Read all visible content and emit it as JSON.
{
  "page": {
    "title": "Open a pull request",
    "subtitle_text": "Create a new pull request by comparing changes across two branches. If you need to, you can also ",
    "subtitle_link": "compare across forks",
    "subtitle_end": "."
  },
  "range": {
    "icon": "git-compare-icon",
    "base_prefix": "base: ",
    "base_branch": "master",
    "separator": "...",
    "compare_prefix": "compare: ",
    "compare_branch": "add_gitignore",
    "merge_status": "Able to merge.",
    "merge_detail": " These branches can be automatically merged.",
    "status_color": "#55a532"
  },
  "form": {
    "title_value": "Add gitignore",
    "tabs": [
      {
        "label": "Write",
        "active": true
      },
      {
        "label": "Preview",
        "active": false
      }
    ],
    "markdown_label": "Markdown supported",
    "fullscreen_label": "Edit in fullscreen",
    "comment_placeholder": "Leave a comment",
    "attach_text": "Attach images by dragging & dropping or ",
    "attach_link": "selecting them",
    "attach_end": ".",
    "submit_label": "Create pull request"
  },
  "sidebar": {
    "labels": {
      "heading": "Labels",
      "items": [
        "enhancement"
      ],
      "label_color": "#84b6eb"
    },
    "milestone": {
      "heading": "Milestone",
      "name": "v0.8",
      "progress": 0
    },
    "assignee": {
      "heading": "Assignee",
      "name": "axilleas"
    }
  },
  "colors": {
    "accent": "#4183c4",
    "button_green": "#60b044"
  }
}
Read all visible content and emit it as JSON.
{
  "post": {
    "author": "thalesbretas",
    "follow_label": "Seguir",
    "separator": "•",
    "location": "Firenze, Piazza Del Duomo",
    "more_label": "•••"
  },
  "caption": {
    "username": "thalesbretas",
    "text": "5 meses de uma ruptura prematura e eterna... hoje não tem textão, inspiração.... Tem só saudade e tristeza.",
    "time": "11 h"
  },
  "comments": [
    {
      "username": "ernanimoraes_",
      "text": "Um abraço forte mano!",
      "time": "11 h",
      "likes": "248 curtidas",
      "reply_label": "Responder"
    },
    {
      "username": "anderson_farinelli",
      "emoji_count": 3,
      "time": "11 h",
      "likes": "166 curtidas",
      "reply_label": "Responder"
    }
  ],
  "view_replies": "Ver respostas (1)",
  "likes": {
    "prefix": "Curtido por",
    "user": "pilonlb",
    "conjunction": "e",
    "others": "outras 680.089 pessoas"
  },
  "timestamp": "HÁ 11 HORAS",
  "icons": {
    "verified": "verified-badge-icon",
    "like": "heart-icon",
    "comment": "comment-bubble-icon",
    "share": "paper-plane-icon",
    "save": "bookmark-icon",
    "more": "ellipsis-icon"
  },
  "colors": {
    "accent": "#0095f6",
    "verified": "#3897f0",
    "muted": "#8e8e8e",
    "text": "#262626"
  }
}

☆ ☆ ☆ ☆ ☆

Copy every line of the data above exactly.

RESULT OF THE EXERCISE:
Read all visible content and emit it as JSON.
{
  "page": {
    "title": "Open a pull request",
    "subtitle_text": "Create a new pull request by comparing changes across two branches. If you need to, you can also ",
    "subtitle_link": "compare across forks",
    "subtitle_end": "."
  },
  "range": {
    "icon": "git-compare-icon",
    "base_prefix": "base: ",
    "base_branch": "master",
    "separator": "...",
    "compare_prefix": "compare: ",
    "compare_branch": "add_gitignore",
    "merge_status": "Able to merge.",
    "merge_detail": " These branches can be automatically merged.",
    "status_color": "#55a532"
  },
  "form": {
    "title_value": "Add gitignore",
    "tabs": [
      {
        "label": "Write",
        "active": true
      },
      {
        "label": "Preview",
        "active": false
      }
    ],
    "markdown_label": "Markdown supported",
    "fullscreen_label": "Edit in fullscreen",
    "comment_placeholder": "Leave a comment",
    "attach_text": "Attach images by dragging & dropping or ",
    "attach_link": "selecting them",
    "attach_end": ".",
    "submit_label": "Create pull request"
  },
  "sidebar": {
    "labels": {
      "heading": "Labels",
      "items": [
        "enhancement"
      ],
      "label_color": "#84b6eb"
    },
    "milestone": {
      "heading": "Milestone",
      "name": "v0.8",
      "progress": 0
    },
    "assignee": {
      "heading": "Assignee",
      "name": "axilleas"
    }
  },
  "colors": {
    "accent": "#4183c4",
    "button_green": "#60b044"
  }
}
Read all visible content and emit it as JSON.
{
  "post": {
    "author": "thalesbretas",
    "follow_label": "Seguir",
    "separator": "•",
    "location": "Firenze, Piazza Del Duomo",
    "more_label": "•••"
  },
  "caption": {
    "username": "thalesbretas",
    "text": "5 meses de uma ruptura prematura e eterna... hoje não tem textão, inspiração.... Tem só saudade e tristeza.",
    "time": "11 h"
  },
  "comments": [
    {
      "username": "ernanimoraes_",
      "text": "Um abraço forte mano!",
      "time": "11 h",
      "likes": "248 curtidas",
      "reply_label": "Responder"
    },
    {
      "username": "anderson_farinelli",
      "emoji_count": 3,
      "time": "11 h",
      "likes": "166 curtidas",
      "reply_label": "Responder"
    }
  ],
  "view_replies": "Ver respostas (1)",
  "likes": {
    "prefix": "Curtido por",
    "user": "pilonlb",
    "conjunction": "e",
    "others": "outras 680.089 pessoas"
  },
  "timestamp": "HÁ 11 HORAS",
  "icons": {
    "verified": "verified-badge-icon",
    "like": "heart-icon",
    "comment": "comment-bubble-icon",
    "share": "paper-plane-icon",
    "save": "bookmark-icon",
    "more": "ellipsis-icon"
  },
  "colors": {
    "accent": "#0095f6",
    "verified": "#3897f0",
    "muted": "#8e8e8e",
    "text": "#262626"
  }
}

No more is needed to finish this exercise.